[Element data from apps and pages]
***

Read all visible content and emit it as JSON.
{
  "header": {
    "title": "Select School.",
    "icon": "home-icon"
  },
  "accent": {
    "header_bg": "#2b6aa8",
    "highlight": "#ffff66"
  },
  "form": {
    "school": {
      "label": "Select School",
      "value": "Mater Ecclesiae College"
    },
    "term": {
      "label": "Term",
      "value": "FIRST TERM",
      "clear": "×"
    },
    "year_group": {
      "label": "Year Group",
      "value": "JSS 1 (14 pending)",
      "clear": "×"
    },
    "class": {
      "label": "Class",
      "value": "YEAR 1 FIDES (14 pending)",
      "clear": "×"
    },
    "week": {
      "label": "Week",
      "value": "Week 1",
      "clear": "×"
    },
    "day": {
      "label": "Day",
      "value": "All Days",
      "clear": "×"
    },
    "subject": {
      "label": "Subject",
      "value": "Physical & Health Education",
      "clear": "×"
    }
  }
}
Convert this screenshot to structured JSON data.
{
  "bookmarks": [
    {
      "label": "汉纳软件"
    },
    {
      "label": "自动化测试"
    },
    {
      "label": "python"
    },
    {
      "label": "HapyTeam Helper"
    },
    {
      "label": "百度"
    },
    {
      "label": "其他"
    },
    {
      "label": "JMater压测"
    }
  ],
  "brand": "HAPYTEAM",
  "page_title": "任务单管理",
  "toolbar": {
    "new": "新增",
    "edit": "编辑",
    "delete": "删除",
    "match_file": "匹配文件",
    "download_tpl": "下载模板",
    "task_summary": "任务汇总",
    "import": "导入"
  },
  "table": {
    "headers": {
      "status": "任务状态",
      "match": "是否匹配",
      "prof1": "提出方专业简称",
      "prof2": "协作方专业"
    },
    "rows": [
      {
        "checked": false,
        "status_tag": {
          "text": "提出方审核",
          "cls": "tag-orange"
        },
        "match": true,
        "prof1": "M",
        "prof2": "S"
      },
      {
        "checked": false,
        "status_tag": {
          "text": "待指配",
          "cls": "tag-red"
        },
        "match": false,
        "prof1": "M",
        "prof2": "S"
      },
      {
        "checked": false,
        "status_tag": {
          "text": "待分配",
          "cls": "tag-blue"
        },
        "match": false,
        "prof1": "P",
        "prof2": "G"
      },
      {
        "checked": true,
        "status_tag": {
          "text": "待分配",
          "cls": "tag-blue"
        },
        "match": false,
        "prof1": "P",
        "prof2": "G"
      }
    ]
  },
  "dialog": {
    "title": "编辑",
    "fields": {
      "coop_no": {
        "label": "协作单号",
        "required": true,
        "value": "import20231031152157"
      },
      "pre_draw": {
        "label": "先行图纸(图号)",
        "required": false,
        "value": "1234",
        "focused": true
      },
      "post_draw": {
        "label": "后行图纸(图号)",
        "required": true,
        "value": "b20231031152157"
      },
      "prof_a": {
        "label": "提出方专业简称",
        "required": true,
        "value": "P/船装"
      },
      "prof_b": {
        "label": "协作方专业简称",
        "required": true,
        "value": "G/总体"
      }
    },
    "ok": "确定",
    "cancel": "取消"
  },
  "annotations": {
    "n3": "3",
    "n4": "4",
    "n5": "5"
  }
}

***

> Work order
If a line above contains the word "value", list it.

> Result for this task
      "value": "Mater Ecclesiae College"
      "value": "FIRST TERM",
      "value": "JSS 1 (14 pending)",
      "value": "YEAR 1 FIDES (14 pending)",
      "value": "Week 1",
      "value": "All Days",
      "value": "Physical & Health Education",
        "value": "import20231031152157"
        "value": "1234",
        "value": "b20231031152157"
        "value": "P/船装"
        "value": "G/总体"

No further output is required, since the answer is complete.